Sources close to Sports Direct boss Mike Ashley say he wants to keep the 141-year-old department store open.
However, his property team is still deep in talks with the Danish consortium which owns the Beatties site.
It is understood that difficulties have arisen in discussions over the future of a 35-year lease of the site by the collapsed House of Fraser Ltd.
Twenty three years are left to run on the lease and the site owners face a drop in rent as part of a new deal with Sports Direct.
The Danish consortium set up the initial 35-year lease with House of Fraser Ltd in a sale-and-leaseback deal struck in 2006.
The group paid £47 million for the Victoria Street department store.
House of Fraser Ltd bought Beattes, which also had a store in Dudley, for £69.4m a year before.
After the site was purchased by the consortium, parts of the building were sold and rented out.
The store's Gadsby's Art Shop was moved inside and its two-storey premises, beside the Townwell Fold passageway, was rented out.
Two large warehouse and storage properties at the rear of the store, in Skinner Street, were also put up for sale.

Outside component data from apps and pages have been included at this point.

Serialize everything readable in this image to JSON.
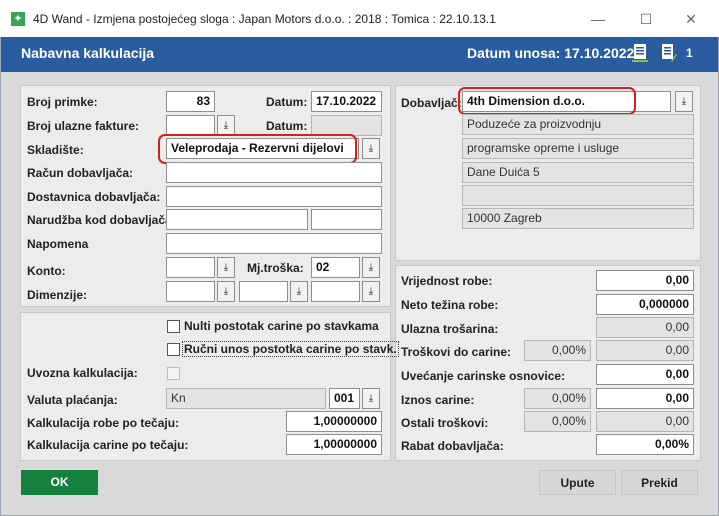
{
  "window": {
    "title": "4D Wand - Izmjena postojećeg sloga : Japan Motors d.o.o. : 2018 : Tomica : 22.10.13.1",
    "app_icon": "✦",
    "minimize": "—",
    "maximize": "☐",
    "close": "✕"
  },
  "header": {
    "title": "Nabavna kalkulacija",
    "date_text": "Datum unosa: 17.10.2022",
    "count": "1",
    "bg_color": "#2a5d9f"
  },
  "form": {
    "broj_primke_label": "Broj primke:",
    "broj_primke": "83",
    "datum_label": "Datum:",
    "datum": "17.10.2022",
    "broj_ulazne_label": "Broj ulazne fakture:",
    "broj_ulazne": "",
    "datum2_label": "Datum:",
    "datum2": "",
    "skladiste_label": "Skladište:",
    "skladiste": "Veleprodaja - Rezervni dijelovi",
    "racun_label": "Račun dobavljača:",
    "racun": "",
    "dostavnica_label": "Dostavnica dobavljača:",
    "dostavnica": "",
    "narudzba_label": "Narudžba kod dobavljača:",
    "narudzba": "",
    "narudzba2": "",
    "napomena_label": "Napomena",
    "napomena": "",
    "konto_label": "Konto:",
    "konto": "",
    "mjtroska_label": "Mj.troška:",
    "mjtroska": "02",
    "dimenzije_label": "Dimenzije:",
    "dim1": "",
    "dim2": "",
    "dim3": ""
  },
  "options": {
    "nulti_label": "Nulti postotak carine po stavkama",
    "rucni_label": "Ručni unos postotka carine po stavk.",
    "uvozna_label": "Uvozna kalkulacija:",
    "valuta_label": "Valuta plaćanja:",
    "valuta": "Kn",
    "valuta_code": "001",
    "kalk_robe_label": "Kalkulacija robe po tečaju:",
    "kalk_robe": "1,00000000",
    "kalk_carine_label": "Kalkulacija carine po tečaju:",
    "kalk_carine": "1,00000000"
  },
  "supplier": {
    "label": "Dobavljač:",
    "name": "4th Dimension d.o.o.",
    "line1": "Poduzeće za proizvodnju",
    "line2": "programske opreme i usluge",
    "line3": "Dane Duića 5",
    "line4": "",
    "line5": "10000 Zagreb"
  },
  "totals": {
    "vrijednost_label": "Vrijednost robe:",
    "vrijednost": "0,00",
    "neto_label": "Neto težina robe:",
    "neto": "0,000000",
    "ulazna_label": "Ulazna trošarina:",
    "ulazna": "0,00",
    "troskovi_label": "Troškovi do carine:",
    "troskovi_pct": "0,00%",
    "troskovi": "0,00",
    "uvecanje_label": "Uvećanje carinske osnovice:",
    "uvecanje": "0,00",
    "iznos_label": "Iznos carine:",
    "iznos_pct": "0,00%",
    "iznos": "0,00",
    "ostali_label": "Ostali troškovi:",
    "ostali_pct": "0,00%",
    "ostali": "0,00",
    "rabat_label": "Rabat dobavljača:",
    "rabat": "0,00%"
  },
  "buttons": {
    "ok": "OK",
    "upute": "Upute",
    "prekid": "Prekid"
  },
  "dropdown_glyph": "⤓"
}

The Wolverhampton shop was opened in 1887 by James Beattie and became the cornerstone of a 12-strong department store empire.
At its height in the 1980s and 1990s, the Wolverhampton store alone employed more than 800 people.